Not Fade Away takes a little bit to find a groove and push into its own story. At the outset, the film reminds us that the 1960s were a very important time, as if any baby boomer would ever let us forget something so painfully obvious. But once Chase pulls back from the major events surrounding the characters, their lives no longer feel small. Instead, it feels intimate as we peer in on their hopes, dreams, fears, anger, and the other emotions that can be condensed into the key moments the film takes us through.
Rather than provide dates, Chase trusts his audience to follow the clues he leaves to note the passage of time. We see different hairstyles, locations, holiday settings, and other imagery to signify the passage of time without a direct reminder that time has passed. It’s a smart move that helps us identify with the characters’ progression even though we’re not in their time period. When we look back on our lives, we don’t remember the exact date when we broke up with our girlfriend, but we remember the season of the year, the place, and the personal details rather than the objective ones.
While the approach suits the story Chase wishes to tell, his style constantly forces the audience to take a step back and readjust before coming back into the story. It’s not simply a matter of requiring an active viewing experience. It’s the form pushing away the power of the story.
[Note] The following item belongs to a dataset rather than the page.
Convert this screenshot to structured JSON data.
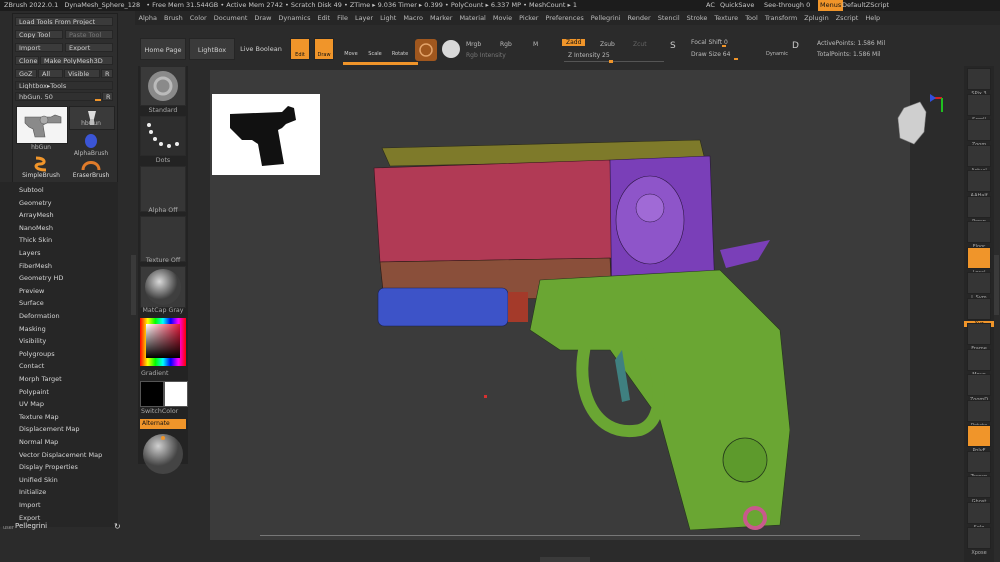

I commend Chase on his consistent attempts to reevaluate narrative, but he runs into the same problem in Not Fade Away that he had in The Sopranos. For example, the ending of The Sopranos is one of TV’s most memorable moments. But we don’t remember the emotional impact of that scene. We remember that it cut to black and then dove into what that meant thematically. It was intellectually rich exercise, but an emotionally unrewarding one.
But also like The Sopranos, Chase has a rich cast that attempts to carry the emotional weight of the story. While the interactions between Douglas and Pat feel a bit cliché (the old-fashioned father doesn’t like his son’s rebellion), the romance between Douglas and Grace feels lived-in. It’s a relationship that is tested repeatedly and the result plays with an emotional honesty. The characters are made richer by having separate lives and conflicts rather than simply being seen through Douglas’ point-of-view. All lives come with turning points, and the world does not revolve around one person even if that’s how we perceive it.
Your appreciation of Not Fade Away may vary based on your appreciation of The Sopranos. For me, The Sopranos was a show I respected, but never loved. It was a world filled with cynical, bitter, and static characters who inhabited a world I found uninteresting. Not Fade Away falls into the same form-over-function narrative problems, but it feels like a more dynamic environment. The range of emotions feels wider, the conflicts feel less staged, and while it never completely connects, Not Fade Away is a thoughtful approach to the big moments in our little lives.